Wednesday, January 13, 2010

Bayonetta: It's just so awesome

Above: Fox News contributor Sarah Palin

As promised, my review of Bayonetta is up at I am fairly certain that you will not read another review of this game that includes the phrase "weird otaku crap" in the opening paragraph. Dismissive? Maybe. Hilarious? Absolutely.

But this game is an absolute blast to play -- at least, it's a blast when you're playing it and not watching cutscenes. It's funny how I can play a game like God of War and complain that I keep getting locked into rooms with endless waves of enemies, and then play Bayonetta and complain that it isn't constantly locking me into rooms with endless waves of enemies. Every time Bayonetta steps away from its combat, it suffers, if only a little bit. That's not a slam against the rest of the game. It's praise for how much fun it is to fight.

I've played and appreciated some Devil May Cry and Ninja Gaiden games before, but I think I'd take Bayonetta over either of them. It does some of the smaller things better than those games did. For one thing, the game camera is really good. At first, I wished there were some kind of lock-on mechanism, but then I realized what a fine job the camera was doing of keeping things in focus. It keeps the character well in frame, and rotates smoothly to keep the action centered.

The camera also helps by swinging to show where the next threat is coming from. On normal difficulty, foes don't swarm you, but neither do they all hang back waiting for you to finish comboing one of their allies. The camera is smart enough to give you a hint about where you should be looking next. That, combined with the other visual and audio clues about who will strike next, means you don't have to stop and re-calibrate in the middle of a fight.

I remember Ninja Gaiden II, especially, had such a bad camera that it never seemed to show you what you needed to see. Only once in Bayonetta did that seem like a problem, against an enormous boss relatively early on. It's so big that you can't actually see when it's about to strike, so beating it takes guesswork. But that's the exception.

And I appreciated that Bayonetta was not painfully, absurdly difficult. I died a lot, but the checkpoints were so forgiving that it wasn't frustrating. Usually it puts you right back where you were, even letting you restart midway through a boss fight. I loved Devil May Cry 3, but I never could finish it, because even getting through one level of that game was so draining. With Bayonetta, the difficulty was just right, and I spent my time being exhilarated by the moves I was performing instead of stubbornly trying to advance to the next checkpoint.
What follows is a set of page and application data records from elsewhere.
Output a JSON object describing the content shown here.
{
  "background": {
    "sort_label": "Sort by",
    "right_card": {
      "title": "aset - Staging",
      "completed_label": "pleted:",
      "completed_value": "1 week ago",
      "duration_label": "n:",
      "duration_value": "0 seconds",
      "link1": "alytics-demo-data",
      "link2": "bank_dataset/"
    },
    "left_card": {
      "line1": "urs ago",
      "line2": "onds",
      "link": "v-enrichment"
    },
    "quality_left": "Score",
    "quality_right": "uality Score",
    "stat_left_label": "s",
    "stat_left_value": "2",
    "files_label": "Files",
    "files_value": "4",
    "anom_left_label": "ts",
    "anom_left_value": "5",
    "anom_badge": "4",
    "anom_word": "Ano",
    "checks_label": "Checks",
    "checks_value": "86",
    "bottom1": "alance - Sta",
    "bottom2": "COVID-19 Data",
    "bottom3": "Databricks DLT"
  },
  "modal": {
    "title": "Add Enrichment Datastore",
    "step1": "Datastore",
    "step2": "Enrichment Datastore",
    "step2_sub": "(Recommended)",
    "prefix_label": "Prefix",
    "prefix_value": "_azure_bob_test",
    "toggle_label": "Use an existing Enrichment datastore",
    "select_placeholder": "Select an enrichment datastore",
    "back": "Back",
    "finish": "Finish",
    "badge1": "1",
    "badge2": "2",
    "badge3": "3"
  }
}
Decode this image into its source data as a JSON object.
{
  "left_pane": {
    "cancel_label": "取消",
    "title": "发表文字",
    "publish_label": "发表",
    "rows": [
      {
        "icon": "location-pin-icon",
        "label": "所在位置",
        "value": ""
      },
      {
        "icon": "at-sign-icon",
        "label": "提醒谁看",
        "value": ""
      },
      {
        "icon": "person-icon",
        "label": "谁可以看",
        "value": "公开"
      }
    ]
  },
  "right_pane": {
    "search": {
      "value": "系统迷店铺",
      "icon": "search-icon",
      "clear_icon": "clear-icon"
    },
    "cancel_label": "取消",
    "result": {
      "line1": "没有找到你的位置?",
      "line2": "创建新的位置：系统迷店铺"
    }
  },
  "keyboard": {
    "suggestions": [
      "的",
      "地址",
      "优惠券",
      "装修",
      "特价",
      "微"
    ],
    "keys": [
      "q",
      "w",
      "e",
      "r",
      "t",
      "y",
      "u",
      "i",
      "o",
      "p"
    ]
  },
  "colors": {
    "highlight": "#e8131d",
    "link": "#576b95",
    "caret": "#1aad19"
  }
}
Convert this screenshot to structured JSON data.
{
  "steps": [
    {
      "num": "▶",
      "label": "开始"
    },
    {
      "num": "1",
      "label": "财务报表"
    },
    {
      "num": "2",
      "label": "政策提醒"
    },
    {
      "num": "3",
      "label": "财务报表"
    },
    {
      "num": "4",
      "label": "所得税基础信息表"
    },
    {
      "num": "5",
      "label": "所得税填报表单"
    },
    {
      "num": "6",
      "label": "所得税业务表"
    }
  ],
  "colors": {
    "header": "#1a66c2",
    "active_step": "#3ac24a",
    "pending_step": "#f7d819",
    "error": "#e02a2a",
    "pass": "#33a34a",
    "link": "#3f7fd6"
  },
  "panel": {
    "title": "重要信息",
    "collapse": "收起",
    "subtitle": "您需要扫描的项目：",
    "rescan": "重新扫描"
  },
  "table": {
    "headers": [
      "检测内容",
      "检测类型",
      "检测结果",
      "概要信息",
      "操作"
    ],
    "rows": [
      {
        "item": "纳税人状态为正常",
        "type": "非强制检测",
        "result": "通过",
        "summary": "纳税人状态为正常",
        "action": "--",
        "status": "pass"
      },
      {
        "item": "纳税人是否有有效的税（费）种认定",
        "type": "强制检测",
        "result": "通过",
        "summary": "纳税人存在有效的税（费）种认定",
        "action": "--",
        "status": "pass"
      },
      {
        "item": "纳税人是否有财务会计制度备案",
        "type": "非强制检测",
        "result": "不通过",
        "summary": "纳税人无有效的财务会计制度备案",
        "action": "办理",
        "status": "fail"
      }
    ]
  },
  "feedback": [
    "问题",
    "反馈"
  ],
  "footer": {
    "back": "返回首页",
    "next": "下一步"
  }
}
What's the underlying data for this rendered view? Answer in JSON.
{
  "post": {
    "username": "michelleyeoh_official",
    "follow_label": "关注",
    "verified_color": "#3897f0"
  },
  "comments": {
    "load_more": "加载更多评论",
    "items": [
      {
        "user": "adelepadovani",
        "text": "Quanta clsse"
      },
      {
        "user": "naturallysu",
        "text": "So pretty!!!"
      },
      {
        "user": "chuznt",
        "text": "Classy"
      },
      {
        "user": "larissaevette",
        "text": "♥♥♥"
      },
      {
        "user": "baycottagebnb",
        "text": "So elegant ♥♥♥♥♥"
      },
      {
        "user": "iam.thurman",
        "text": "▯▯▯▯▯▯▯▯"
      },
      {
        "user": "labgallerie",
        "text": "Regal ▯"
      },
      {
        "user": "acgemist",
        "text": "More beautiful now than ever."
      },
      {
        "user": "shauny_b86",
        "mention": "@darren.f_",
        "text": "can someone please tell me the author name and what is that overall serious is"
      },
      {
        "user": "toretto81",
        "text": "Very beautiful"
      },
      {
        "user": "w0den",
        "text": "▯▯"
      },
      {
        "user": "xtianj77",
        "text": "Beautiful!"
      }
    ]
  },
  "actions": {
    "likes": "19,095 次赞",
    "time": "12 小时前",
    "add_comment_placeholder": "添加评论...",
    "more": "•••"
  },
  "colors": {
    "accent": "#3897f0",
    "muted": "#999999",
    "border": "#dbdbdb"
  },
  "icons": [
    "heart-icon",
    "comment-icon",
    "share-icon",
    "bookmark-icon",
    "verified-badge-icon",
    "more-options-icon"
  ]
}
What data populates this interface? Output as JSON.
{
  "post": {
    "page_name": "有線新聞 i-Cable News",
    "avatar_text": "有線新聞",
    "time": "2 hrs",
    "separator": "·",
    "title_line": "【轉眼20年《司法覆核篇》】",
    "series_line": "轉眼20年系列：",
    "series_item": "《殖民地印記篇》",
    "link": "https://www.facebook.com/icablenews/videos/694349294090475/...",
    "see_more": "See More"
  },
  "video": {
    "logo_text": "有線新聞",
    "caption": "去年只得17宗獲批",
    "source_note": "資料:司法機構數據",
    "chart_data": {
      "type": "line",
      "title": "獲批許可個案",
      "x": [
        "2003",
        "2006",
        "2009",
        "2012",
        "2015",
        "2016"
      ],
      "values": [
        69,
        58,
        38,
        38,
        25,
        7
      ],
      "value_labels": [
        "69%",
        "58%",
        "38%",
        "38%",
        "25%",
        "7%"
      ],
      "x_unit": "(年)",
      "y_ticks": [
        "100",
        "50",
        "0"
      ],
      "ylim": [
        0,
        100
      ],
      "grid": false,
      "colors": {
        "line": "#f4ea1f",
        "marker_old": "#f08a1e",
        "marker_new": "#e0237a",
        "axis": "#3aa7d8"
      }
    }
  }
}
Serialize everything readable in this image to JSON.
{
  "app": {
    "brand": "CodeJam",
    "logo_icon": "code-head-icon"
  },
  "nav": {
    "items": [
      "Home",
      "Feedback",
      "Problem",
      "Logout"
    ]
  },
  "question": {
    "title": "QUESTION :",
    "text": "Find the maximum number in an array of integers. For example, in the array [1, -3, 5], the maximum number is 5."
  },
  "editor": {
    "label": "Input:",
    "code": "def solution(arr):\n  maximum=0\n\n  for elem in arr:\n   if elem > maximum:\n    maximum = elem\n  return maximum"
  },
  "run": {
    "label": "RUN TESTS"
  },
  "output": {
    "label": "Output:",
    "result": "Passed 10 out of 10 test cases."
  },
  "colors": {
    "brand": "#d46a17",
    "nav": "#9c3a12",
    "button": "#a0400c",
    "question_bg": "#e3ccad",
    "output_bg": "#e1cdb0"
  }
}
All in all, I'm a little surprised by the reception the game has gotten -- its 90 Metacritic score includes a 10 from Edge, of all places -- but then again I can't remember the last game of this genre that was better. It certainly wasn't Devil May Cry 4.


Unknown said...

but then again I can't remember the last game of this genre that was better. It certainly wasn't Devil May Cry 4.

The best I can come up with is Godhand, but that's stretching the definition of "genre."

I hope this game finds the commercial success it deserves. This is basically the best action game I've played since, um, ever. The aesthetic of the game might not be your cup of tea, but at least it's not Dante's Inferno. My enmity towards that game comes solely from the previews and screenshots, but it's a powerful enmity, and if that grotesque slab of cynicism outsells Bayonetta, the world will have officially gone bananacakes.

Mr Durand Pierre said...

I like Bayonetta a lot, though I'm not sold on it being better than DMC4.

I'd definitely say my initial playthrough of Bayonetta (on normal) was more fun than my initial playthrough of DMC4. My worry lies in the fact that on Bayonetta's harder difficulties, certain enemies are immune to witch time (and on the hardest difficulty it's completely disabled). This seems like a terrible design choice, as it doesn't just make the game harder, but less fun by eliminating the game's core mechanic.

By extension, DMC4 had a lot of problems the first time through: recycled environments and enemies, unclear level design, tedious fetch quests, unbalanced difficulty, etc... Oddly enough, all of these nitpicks went away on the harder difficulties. You still had to fight all the same enemies and bosses as Dante, but realized that you had to employ vastly different strategies- something that made me appreciate the boss design all the more. The obscure puzzles were no longer an issue as after the first time, I knew where to go. And the move set got more complicated, so playing as Dante was a far more interesting challenge than the button-mash-fest it was on normal.

I'm only midway through Bayonetta on hard and still liking it a lot. I'm just not sure the game's legs are as long as its heroine's.